In the past week I have seen parts of the parliamentary debate known as the "kindertoeslagen affaire". This debate tries to untangle the timeline of events in the governmental organisations up to and including the ministerial level.
At some moments, I must admit, I watched this with a certain feel of shame and disbelieve. Without naming the people that have been interviewed so far, I find it sad to observe so much lack of active leadership and an almost structural acceptance of "it is what it is".
Should I be surprised? How does this link to all my lessons learned about leadership?
Clearly, with the knowledge and experience working with governmental institutes for many years, it are not cost (except when it comes to budgeting) or time being the driving factors, but compliance. Compliance is king: "If you follow the book, you are ok". And of course, it is much easier to explain what the rules are, even if it may sound totally illogical or even irrational than to try and place yourself in the position of whoever is concerned and apply your (backed) common sense.
In that case, rules become alive and are interpreted because of their existence, why they were made in the first place, and not to disrupt, frustrate or let down the people they ultimately were made for; the civilians.
Backed common sense. A second point of concern is the way how this has become part of the hierarchical system. Like large international complex commercial organisations, the hierarchical lines are likewise complex. And sometimes it is difficult to understand where responsibilities lie. However, in commercial organisations, unclarities in responsibilities that lead to negative impact on results, will seldom be kept unchanged. This is mostly not the case in government structures. Of course this leads to intense discussions, maybe additional studies or public debates. But unlike commercial organisations changes in the governmental hierarchy are almost impossible.
And if changes are almost inevitable, nobody in line should be against. Only if nobody is against, there is ample chance to get the governance model adapted.
So, what does this mean?
Adding the two concerns, governmental hierarchies are no more than operationalized factories, focussing on compliancy and efficiency, doing repetitive work with internalized targets that are totally alienized from her client. Every initiative to change, gets stuck in the mud. It takes a lot of energy to get out of the mud, and so does changing the governmental system.
This is more of a cultural thing and therefore applying leadership best practice within the hierarchical system is challenging if you do not cage the compliance beast.
So where do I see leadership make the difference?

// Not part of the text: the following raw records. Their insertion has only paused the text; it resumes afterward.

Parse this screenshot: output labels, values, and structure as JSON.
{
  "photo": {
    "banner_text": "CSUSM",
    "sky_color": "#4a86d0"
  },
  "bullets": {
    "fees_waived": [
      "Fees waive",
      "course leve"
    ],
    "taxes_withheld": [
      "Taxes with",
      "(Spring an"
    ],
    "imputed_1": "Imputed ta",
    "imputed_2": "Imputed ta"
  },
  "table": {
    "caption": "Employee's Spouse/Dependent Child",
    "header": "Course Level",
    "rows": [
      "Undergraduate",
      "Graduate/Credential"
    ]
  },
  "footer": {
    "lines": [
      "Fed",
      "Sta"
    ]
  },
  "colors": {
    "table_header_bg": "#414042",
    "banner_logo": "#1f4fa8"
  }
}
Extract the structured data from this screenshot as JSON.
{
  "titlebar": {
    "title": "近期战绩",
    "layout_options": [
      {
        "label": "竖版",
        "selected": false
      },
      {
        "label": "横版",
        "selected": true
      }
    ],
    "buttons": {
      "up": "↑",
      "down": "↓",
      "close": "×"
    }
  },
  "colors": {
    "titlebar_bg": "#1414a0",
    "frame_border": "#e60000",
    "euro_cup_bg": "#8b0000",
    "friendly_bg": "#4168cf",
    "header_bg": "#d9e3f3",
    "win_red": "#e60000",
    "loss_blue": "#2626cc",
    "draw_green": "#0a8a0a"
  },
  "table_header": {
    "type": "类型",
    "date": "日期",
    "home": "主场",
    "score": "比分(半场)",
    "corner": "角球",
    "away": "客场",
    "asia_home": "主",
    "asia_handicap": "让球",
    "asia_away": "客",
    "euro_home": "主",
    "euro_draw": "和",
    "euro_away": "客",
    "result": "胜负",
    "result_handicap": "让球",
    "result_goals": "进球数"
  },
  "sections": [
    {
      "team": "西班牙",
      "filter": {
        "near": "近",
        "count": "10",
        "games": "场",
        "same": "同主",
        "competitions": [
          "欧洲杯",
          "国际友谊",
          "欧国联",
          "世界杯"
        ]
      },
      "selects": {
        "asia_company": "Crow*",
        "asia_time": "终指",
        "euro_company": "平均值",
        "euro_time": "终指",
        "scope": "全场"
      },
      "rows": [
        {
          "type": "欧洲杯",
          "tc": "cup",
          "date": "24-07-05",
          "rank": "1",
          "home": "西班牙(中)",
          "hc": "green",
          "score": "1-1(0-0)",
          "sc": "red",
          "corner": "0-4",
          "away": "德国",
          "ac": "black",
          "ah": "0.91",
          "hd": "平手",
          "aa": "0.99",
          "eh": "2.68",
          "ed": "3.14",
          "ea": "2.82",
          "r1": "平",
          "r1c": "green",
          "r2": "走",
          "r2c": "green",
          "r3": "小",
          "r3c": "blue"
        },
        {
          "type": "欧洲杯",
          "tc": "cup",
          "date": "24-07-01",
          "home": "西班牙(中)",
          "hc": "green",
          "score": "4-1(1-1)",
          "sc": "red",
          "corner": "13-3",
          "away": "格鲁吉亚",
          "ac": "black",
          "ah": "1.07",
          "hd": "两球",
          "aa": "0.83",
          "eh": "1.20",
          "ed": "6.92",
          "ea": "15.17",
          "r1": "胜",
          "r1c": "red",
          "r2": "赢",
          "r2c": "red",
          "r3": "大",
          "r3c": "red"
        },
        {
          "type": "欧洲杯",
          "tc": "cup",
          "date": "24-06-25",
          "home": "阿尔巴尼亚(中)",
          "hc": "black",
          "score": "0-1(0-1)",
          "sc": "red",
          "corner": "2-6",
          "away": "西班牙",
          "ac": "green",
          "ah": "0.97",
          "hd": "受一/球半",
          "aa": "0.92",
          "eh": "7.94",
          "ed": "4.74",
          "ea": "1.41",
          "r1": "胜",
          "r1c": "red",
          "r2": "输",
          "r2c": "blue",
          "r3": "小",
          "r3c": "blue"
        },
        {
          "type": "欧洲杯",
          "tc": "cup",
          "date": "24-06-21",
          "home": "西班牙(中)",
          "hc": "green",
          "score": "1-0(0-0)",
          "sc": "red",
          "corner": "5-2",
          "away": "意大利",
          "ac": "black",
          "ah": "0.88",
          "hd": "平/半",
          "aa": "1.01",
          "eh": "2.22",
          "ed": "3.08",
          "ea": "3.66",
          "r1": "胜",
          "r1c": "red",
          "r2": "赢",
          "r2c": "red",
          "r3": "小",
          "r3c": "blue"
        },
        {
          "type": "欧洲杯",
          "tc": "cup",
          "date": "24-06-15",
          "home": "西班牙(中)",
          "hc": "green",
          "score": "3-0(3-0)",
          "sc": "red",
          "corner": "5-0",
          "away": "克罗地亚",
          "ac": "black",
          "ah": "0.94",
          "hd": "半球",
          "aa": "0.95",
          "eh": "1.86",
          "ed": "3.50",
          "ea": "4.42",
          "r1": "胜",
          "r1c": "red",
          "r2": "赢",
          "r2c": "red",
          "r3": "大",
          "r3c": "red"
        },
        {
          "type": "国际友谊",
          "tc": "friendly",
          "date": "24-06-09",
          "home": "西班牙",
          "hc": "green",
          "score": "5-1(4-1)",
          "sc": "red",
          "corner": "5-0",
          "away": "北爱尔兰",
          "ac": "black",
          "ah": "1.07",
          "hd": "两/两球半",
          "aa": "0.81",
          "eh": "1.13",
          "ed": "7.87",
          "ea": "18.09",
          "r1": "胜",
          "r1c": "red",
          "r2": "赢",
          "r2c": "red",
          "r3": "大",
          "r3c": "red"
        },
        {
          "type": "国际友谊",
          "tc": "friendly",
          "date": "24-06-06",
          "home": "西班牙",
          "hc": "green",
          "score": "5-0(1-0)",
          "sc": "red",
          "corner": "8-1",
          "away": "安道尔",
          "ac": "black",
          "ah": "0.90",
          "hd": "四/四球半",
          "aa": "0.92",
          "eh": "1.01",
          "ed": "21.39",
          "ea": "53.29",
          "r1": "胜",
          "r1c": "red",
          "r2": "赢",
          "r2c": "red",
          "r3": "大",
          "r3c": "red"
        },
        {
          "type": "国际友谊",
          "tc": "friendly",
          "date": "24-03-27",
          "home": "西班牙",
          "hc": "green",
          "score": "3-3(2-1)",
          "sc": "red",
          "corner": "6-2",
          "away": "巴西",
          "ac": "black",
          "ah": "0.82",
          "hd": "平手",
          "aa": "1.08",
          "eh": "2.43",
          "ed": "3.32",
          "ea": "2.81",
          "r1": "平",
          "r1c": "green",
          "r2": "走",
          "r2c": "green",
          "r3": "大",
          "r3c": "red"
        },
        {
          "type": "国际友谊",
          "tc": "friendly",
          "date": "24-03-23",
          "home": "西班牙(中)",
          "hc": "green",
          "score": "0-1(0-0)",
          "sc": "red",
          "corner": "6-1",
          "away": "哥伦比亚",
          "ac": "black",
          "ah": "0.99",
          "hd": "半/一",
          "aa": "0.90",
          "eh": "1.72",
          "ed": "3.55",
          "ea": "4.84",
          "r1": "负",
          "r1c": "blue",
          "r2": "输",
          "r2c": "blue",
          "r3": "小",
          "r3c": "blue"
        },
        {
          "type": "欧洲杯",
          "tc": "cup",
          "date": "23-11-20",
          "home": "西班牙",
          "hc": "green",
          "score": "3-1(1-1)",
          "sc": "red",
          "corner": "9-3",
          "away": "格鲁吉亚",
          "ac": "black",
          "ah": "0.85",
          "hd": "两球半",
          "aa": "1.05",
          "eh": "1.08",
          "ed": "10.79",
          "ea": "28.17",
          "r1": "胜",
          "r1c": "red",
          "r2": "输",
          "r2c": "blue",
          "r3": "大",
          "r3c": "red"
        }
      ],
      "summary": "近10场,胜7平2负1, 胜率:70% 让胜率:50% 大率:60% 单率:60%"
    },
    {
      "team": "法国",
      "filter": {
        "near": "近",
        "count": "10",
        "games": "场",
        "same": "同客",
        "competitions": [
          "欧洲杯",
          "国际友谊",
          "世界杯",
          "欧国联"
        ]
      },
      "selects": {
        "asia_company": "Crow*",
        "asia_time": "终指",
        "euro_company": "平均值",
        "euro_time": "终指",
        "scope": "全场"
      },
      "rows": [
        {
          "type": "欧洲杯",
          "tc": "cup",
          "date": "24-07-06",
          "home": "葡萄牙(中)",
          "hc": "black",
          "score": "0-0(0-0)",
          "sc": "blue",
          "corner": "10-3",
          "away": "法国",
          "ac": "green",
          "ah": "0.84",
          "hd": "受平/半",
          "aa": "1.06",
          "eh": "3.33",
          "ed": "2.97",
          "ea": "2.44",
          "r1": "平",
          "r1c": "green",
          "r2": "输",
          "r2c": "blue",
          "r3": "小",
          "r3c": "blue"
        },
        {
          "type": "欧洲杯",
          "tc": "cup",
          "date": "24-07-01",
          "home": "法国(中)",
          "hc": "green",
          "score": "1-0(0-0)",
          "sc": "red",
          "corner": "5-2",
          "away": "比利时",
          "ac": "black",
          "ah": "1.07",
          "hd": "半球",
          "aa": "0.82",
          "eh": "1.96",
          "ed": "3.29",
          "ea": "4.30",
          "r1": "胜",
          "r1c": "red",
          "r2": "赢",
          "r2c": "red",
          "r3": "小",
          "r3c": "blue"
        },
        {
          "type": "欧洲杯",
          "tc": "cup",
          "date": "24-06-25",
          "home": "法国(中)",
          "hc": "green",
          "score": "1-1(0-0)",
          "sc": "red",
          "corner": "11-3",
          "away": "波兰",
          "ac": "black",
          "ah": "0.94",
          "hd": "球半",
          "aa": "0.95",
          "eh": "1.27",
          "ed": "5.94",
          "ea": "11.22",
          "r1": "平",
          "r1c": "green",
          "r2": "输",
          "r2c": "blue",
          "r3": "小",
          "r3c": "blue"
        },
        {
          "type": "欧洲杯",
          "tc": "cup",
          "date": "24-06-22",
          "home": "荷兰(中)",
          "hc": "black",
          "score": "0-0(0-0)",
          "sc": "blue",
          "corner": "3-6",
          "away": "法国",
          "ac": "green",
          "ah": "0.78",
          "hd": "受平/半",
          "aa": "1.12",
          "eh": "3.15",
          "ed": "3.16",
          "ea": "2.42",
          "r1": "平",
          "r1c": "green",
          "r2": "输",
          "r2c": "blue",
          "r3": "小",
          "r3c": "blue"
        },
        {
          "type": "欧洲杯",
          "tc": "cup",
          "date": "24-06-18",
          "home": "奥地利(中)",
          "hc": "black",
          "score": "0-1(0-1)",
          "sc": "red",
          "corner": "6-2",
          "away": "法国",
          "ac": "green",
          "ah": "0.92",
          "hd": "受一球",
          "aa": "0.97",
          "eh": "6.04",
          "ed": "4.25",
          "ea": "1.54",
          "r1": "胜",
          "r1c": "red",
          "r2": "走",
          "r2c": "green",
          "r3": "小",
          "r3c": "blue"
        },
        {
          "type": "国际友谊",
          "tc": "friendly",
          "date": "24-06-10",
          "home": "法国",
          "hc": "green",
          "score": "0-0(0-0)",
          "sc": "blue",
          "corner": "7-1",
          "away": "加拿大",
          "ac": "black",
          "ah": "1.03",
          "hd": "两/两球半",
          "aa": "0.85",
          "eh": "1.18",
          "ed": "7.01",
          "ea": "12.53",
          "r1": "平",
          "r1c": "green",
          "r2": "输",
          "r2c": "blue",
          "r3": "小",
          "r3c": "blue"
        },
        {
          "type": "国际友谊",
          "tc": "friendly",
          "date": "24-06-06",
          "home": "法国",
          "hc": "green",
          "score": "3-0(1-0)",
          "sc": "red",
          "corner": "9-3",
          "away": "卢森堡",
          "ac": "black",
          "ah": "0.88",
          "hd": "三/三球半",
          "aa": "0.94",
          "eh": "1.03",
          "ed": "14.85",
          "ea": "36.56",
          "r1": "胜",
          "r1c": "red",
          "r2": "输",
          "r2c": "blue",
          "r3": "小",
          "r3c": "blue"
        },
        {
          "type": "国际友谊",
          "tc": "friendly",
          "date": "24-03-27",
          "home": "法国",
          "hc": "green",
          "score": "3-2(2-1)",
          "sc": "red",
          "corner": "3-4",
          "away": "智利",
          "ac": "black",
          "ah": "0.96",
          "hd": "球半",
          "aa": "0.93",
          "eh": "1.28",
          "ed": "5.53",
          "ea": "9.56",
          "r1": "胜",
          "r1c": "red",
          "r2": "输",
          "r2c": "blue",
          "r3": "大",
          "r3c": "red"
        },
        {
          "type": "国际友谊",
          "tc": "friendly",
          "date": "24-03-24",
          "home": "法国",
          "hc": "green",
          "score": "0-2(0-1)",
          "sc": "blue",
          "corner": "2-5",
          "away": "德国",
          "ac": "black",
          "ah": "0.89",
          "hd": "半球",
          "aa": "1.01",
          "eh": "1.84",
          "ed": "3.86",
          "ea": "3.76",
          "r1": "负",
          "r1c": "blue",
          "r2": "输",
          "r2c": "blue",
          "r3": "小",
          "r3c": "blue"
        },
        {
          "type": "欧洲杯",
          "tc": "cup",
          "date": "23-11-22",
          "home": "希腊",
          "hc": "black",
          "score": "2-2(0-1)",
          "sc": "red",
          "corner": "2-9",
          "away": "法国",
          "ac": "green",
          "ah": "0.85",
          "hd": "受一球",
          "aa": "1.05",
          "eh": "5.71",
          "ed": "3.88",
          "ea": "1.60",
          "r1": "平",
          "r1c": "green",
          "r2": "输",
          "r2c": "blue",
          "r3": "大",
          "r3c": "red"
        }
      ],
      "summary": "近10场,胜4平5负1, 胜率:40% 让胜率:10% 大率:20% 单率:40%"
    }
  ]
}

My suggestion is to keep the factories continue to do what they do best, maybe even improve on their efficiency. Existing leaders have proven for many years they are masters of following the compliancy route. However, the upgraded factories should not be polluted anymore with exceptions. Prime new principle: Exception handling is excluded, unless... Exception handling is the playing field of new leadership, with a solution oriented mindset and a clear set of client (civilian) driven objectives.
A huge task, maybe, but I am strongly convinced there is an increasing cry for change out of society, and deviate from "it is what it is" and apply the rules as they are intended, also in the grey zone. This set of interviews just highlighted this desire once more. The question is, did we arrive at the tipping point?